**Prompt:** The answer should contain all of the data, retyped without any alteration.

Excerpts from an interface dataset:
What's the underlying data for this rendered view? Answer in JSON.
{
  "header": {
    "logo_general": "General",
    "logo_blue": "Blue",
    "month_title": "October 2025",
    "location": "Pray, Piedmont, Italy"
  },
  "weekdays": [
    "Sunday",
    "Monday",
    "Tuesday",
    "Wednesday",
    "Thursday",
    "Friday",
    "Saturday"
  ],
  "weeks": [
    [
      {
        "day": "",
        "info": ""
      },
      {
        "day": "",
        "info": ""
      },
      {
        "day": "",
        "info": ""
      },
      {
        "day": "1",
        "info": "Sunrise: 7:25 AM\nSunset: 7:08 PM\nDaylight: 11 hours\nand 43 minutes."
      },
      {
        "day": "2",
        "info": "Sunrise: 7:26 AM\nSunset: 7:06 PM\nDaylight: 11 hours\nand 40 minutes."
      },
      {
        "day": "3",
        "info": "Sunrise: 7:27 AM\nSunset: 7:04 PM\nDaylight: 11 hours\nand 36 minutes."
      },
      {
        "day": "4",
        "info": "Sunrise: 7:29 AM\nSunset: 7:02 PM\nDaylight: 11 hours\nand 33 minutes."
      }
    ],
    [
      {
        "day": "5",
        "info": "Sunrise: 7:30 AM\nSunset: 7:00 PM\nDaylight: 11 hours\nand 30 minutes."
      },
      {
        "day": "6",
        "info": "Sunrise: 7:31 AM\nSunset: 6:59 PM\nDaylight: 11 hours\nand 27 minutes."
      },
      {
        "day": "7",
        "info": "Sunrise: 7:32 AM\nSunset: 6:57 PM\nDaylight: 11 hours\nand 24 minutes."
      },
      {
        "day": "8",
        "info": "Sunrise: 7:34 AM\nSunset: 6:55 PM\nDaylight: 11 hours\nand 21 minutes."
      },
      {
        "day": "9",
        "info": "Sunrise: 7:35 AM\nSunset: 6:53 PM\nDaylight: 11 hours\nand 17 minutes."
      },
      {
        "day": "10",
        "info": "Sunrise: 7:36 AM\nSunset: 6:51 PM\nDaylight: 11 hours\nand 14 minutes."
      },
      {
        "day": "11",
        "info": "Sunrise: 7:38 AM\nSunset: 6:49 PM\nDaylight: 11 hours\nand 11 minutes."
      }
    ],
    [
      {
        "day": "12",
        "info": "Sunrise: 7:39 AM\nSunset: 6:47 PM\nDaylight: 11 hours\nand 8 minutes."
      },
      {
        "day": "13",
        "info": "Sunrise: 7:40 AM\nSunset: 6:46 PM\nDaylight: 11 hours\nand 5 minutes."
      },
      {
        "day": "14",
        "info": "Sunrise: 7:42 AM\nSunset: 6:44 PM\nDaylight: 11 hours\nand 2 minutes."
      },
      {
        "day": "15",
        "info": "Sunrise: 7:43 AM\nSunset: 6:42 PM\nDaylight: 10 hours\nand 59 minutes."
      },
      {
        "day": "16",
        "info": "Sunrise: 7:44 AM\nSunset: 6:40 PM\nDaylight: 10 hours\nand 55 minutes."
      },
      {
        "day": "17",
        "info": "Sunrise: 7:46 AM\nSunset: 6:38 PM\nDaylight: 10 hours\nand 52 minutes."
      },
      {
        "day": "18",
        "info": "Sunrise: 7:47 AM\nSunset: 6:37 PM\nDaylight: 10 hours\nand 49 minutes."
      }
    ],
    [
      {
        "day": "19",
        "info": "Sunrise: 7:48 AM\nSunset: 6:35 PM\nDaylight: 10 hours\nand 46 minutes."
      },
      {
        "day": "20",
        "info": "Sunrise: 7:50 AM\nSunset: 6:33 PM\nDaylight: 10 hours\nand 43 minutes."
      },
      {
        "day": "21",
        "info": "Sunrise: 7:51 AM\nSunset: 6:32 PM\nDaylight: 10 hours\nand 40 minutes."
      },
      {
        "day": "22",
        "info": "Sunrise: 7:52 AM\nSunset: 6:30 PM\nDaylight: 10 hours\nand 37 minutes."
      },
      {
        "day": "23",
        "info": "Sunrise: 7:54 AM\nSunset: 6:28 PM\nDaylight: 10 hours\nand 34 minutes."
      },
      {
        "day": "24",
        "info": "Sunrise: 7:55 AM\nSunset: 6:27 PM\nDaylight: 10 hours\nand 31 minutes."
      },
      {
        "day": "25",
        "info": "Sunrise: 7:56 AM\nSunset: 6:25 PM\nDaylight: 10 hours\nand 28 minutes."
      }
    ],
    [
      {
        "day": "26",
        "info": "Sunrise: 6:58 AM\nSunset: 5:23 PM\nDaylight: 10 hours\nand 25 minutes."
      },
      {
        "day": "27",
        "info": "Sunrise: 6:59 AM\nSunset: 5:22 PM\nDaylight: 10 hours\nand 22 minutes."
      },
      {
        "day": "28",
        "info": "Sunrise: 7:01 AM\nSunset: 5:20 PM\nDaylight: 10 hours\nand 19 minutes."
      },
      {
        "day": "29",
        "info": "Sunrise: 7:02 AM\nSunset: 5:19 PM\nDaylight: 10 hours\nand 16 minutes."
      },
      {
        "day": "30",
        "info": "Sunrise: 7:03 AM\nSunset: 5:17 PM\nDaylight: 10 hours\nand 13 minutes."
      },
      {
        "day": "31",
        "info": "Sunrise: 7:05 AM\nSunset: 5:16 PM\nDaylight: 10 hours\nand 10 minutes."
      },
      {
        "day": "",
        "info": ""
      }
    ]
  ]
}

**Response area:**
What's the underlying data for this rendered view? Answer in JSON.
{
  "header": {
    "logo_general": "General",
    "logo_blue": "Blue",
    "month_title": "October 2025",
    "location": "Pray, Piedmont, Italy"
  },
  "weekdays": [
    "Sunday",
    "Monday",
    "Tuesday",
    "Wednesday",
    "Thursday",
    "Friday",
    "Saturday"
  ],
  "weeks": [
    [
      {
        "day": "",
        "info": ""
      },
      {
        "day": "",
        "info": ""
      },
      {
        "day": "",
        "info": ""
      },
      {
        "day": "1",
        "info": "Sunrise: 7:25 AM\nSunset: 7:08 PM\nDaylight: 11 hours\nand 43 minutes."
      },
      {
        "day": "2",
        "info": "Sunrise: 7:26 AM\nSunset: 7:06 PM\nDaylight: 11 hours\nand 40 minutes."
      },
      {
        "day": "3",
        "info": "Sunrise: 7:27 AM\nSunset: 7:04 PM\nDaylight: 11 hours\nand 36 minutes."
      },
      {
        "day": "4",
        "info": "Sunrise: 7:29 AM\nSunset: 7:02 PM\nDaylight: 11 hours\nand 33 minutes."
      }
    ],
    [
      {
        "day": "5",
        "info": "Sunrise: 7:30 AM\nSunset: 7:00 PM\nDaylight: 11 hours\nand 30 minutes."
      },
      {
        "day": "6",
        "info": "Sunrise: 7:31 AM\nSunset: 6:59 PM\nDaylight: 11 hours\nand 27 minutes."
      },
      {
        "day": "7",
        "info": "Sunrise: 7:32 AM\nSunset: 6:57 PM\nDaylight: 11 hours\nand 24 minutes."
      },
      {
        "day": "8",
        "info": "Sunrise: 7:34 AM\nSunset: 6:55 PM\nDaylight: 11 hours\nand 21 minutes."
      },
      {
        "day": "9",
        "info": "Sunrise: 7:35 AM\nSunset: 6:53 PM\nDaylight: 11 hours\nand 17 minutes."
      },
      {
        "day": "10",
        "info": "Sunrise: 7:36 AM\nSunset: 6:51 PM\nDaylight: 11 hours\nand 14 minutes."
      },
      {
        "day": "11",
        "info": "Sunrise: 7:38 AM\nSunset: 6:49 PM\nDaylight: 11 hours\nand 11 minutes."
      }
    ],
    [
      {
        "day": "12",
        "info": "Sunrise: 7:39 AM\nSunset: 6:47 PM\nDaylight: 11 hours\nand 8 minutes."
      },
      {
        "day": "13",
        "info": "Sunrise: 7:40 AM\nSunset: 6:46 PM\nDaylight: 11 hours\nand 5 minutes."
      },
      {
        "day": "14",
        "info": "Sunrise: 7:42 AM\nSunset: 6:44 PM\nDaylight: 11 hours\nand 2 minutes."
      },
      {
        "day": "15",
        "info": "Sunrise: 7:43 AM\nSunset: 6:42 PM\nDaylight: 10 hours\nand 59 minutes."
      },
      {
        "day": "16",
        "info": "Sunrise: 7:44 AM\nSunset: 6:40 PM\nDaylight: 10 hours\nand 55 minutes."
      },
      {
        "day": "17",
        "info": "Sunrise: 7:46 AM\nSunset: 6:38 PM\nDaylight: 10 hours\nand 52 minutes."
      },
      {
        "day": "18",
        "info": "Sunrise: 7:47 AM\nSunset: 6:37 PM\nDaylight: 10 hours\nand 49 minutes."
      }
    ],
    [
      {
        "day": "19",
        "info": "Sunrise: 7:48 AM\nSunset: 6:35 PM\nDaylight: 10 hours\nand 46 minutes."
      },
      {
        "day": "20",
        "info": "Sunrise: 7:50 AM\nSunset: 6:33 PM\nDaylight: 10 hours\nand 43 minutes."
      },
      {
        "day": "21",
        "info": "Sunrise: 7:51 AM\nSunset: 6:32 PM\nDaylight: 10 hours\nand 40 minutes."
      },
      {
        "day": "22",
        "info": "Sunrise: 7:52 AM\nSunset: 6:30 PM\nDaylight: 10 hours\nand 37 minutes."
      },
      {
        "day": "23",
        "info": "Sunrise: 7:54 AM\nSunset: 6:28 PM\nDaylight: 10 hours\nand 34 minutes."
      },
      {
        "day": "24",
        "info": "Sunrise: 7:55 AM\nSunset: 6:27 PM\nDaylight: 10 hours\nand 31 minutes."
      },
      {
        "day": "25",
        "info": "Sunrise: 7:56 AM\nSunset: 6:25 PM\nDaylight: 10 hours\nand 28 minutes."
      }
    ],
    [
      {
        "day": "26",
        "info": "Sunrise: 6:58 AM\nSunset: 5:23 PM\nDaylight: 10 hours\nand 25 minutes."
      },
      {
        "day": "27",
        "info": "Sunrise: 6:59 AM\nSunset: 5:22 PM\nDaylight: 10 hours\nand 22 minutes."
      },
      {
        "day": "28",
        "info": "Sunrise: 7:01 AM\nSunset: 5:20 PM\nDaylight: 10 hours\nand 19 minutes."
      },
      {
        "day": "29",
        "info": "Sunrise: 7:02 AM\nSunset: 5:19 PM\nDaylight: 10 hours\nand 16 minutes."
      },
      {
        "day": "30",
        "info": "Sunrise: 7:03 AM\nSunset: 5:17 PM\nDaylight: 10 hours\nand 13 minutes."
      },
      {
        "day": "31",
        "info": "Sunrise: 7:05 AM\nSunset: 5:16 PM\nDaylight: 10 hours\nand 10 minutes."
      },
      {
        "day": "",
        "info": ""
      }
    ]
  ]
}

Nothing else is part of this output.